In this facsimilie reproduction of the original 1838 edition, the "Lady" illustrates the proper method of making children's clothing, bed draperies, baskets, and anything else you would ever want to make from the 19th century. She also has a section of recipes for the care of the household, from stain removers to homemade ink. Highly recommended for anyone interested in studying or recreating the 19th-century household. 2002 (1838) paperback, 304 pages.
Zilpah Wadsworth (1778-1851) was born in Duxbury, Massachusetts, the daughter of General Peleg and Elizabeth Wadsworth. She made this sampler in 1786, the same hear she and her family moved into the newly built house that is now the Wadsworth-Longfellow House in Portland, Maine, part of the Maine Historical Society. This sampler was almost certainly made as a school exercise, although whether eight-year-old Zilpah was sent out to school or tutored at home is unknown. Zilpah married Stephen Longfellow on January 1, 1804, in the parlor of her family home. Zilpah and Stephen are the parents of poet Henry Wadsworth Longfellow, born in 1807. Zilpah's original sampler still hangs in the Wadsworth-Longfellow House in Portland.

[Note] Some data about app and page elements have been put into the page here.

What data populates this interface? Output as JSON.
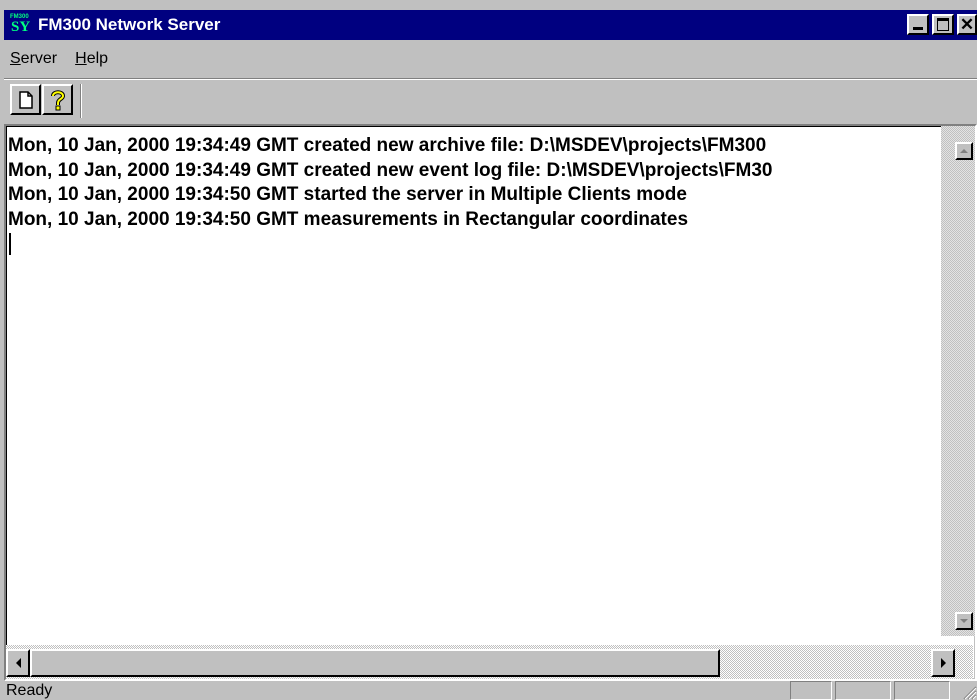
{
  "window": {
    "title": "FM300 Network Server",
    "icon_name": "fm300-app-icon",
    "icon_text_small": "FM300",
    "icon_text_large": "SY"
  },
  "menu": [
    {
      "label": "Server"
    },
    {
      "label": "Help"
    }
  ],
  "toolbar": [
    {
      "icon": "new-document-icon"
    },
    {
      "icon": "help-question-icon"
    }
  ],
  "log": [
    "Mon, 10 Jan, 2000 19:34:49 GMT created new archive file: D:\\MSDEV\\projects\\FM300",
    "Mon, 10 Jan, 2000 19:34:49 GMT created new event log file: D:\\MSDEV\\projects\\FM30",
    "Mon, 10 Jan, 2000 19:34:50 GMT started the server in Multiple Clients mode",
    "Mon, 10 Jan, 2000 19:34:50 GMT measurements in Rectangular coordinates"
  ],
  "status": {
    "text": "Ready"
  },
  "colors": {
    "titlebar": "#000080",
    "face": "#c0c0c0",
    "client": "#ffffff"
  }
}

This sampler kit includes: a chart, instructions, cross stitch fabric (your choice of aida cloth or linen), a tapestry needle, a Zilpah sampler postcard, and a short history of samplers in the 18th and 19th centuries.